TriMet won a major legal victory against its union Friday. The decision by a state arbitrator will save the agency from possible service cuts this fall, force hundreds of retirees to begin covering a share of their medical costs and lower the stakes slightly on the next round of bargaining, which will start this fall.
This milestone will be heavily covered throughout the local media today, so I’ll simply link you to the text of the ruling against TriMet’s union and in favor of management and summarize some useful documents.
Here’s what TriMet’s general manager had to say:
“Today’s ruling is terrific news for the entire region, especially our riders as we were facing another $5 million in service cuts if we had lost the arbitration. It provides quality benefits to our union employees, while beginning to reign in unsustainable health care benefits. This is the first step in realigning our benefits to be in line with the market. It’s a good first step, but we’re in a marathon. We face many years and several contracts to truly make our benefits financially sustainable. Until we reach that point, TriMet will continue to face financial challenges.”
Due to the ruling, TriMet said, it won’t be asking riders for $5 million in service cuts this fall.
Here’s a choice observation from the ruling, which found little evidence that TriMet workers are under-compensated:
“In 2011 [TriMet received] 2,365 applicants for 83 bus operator positions. Even though TriMet trains its drivers internally and does not require prior driving experience, approximately 30% of its applicants are experienced bus drivers. … Similarly, TriMet attracted numerous qualified applicants for its service worker positions. … In 2011, TriMet had 1,100 applicants for 26 job vacancies. … TriMet’s turnover rate for bargaining unit employees has been less than 3% during each of the past four years.”
Here’s TriMet’s breakdown of the difference between the two “last best offers,” or LBOs. Here’s what union workers and retirees will have to pay for their medical costs, up from $5 co-pay on visits and prescriptions, a $0 deductible and a $1,000 out-of-pocket maximum:
- 10% co-pay
- $5 prescriptions or 20% of cost, whichever is greater
- $150/member or $450/family deductible
- No premium contribution
- Out-of-pocket maximum: $1,500
Here’s a nice look by the Oregonian at the man who made the decision.
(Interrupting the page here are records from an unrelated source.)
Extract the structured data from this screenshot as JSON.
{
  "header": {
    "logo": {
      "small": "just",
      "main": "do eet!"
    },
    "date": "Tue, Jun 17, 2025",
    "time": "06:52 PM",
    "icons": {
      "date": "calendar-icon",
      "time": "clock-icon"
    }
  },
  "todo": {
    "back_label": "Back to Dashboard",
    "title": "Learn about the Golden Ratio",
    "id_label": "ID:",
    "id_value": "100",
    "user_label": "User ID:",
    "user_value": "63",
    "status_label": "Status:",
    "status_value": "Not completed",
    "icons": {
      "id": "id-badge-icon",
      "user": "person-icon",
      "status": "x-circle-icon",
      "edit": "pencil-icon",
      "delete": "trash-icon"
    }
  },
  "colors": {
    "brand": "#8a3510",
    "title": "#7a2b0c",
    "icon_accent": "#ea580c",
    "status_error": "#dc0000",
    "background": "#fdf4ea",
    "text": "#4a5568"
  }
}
Nobody has covered this fight more closely than the O’s Joe Rose.
Union member and recent TriMet retiree Al Margulies says this is proof that the union should have never given up its right to strike.
Finally, as Willamette Week notes:
This ruling is only the latest skirmish in a long battle: This contract ends on Nov. 30, and the two sides, both unusually hostile, will return to the bargaining table then.
Update: comments from OPAL and Portland Transport.
Speaking for the region’s leading riders’ advocacy group, OPAL executive director Jonathan Ostar said the service cuts TriMet claims this victory averted have been subject to a sort of shell game:
“The public was led to believe all through the budget decision process that $5M of the $20M (eventually $19M) Contingency set-aside was to cover the potential adverse ruling at this arbitration decision. Now TriMet states that had the decision been adverse to the agency, it would have had to make additional cuts to service and potential raise fares again to cover the loss. OPAL and Bus Riders Unite continue to ask TriMet for greater transparency and accountability in its decision-making, and to come clean with its extra conservative contingency cushion and budget shortfall projections. Only last week we learned that the Federal Surface Transportation bill, MAP-21, signed by President Obama, maintains current federal funding levels, despite TriMet’s stale prediction of a projected loss of $4M. We call on TriMet to immediately initiate plans to invest these savings back into service so we can get our region moving again and connect our transit riders to the opportunities they sorely need.”
This subject also comes up on a thoughtful thread at Portland Transport, which also includes an interesting proposal from planning student Zef Wagner: “I think TriMet badly needs to hire an auditor.”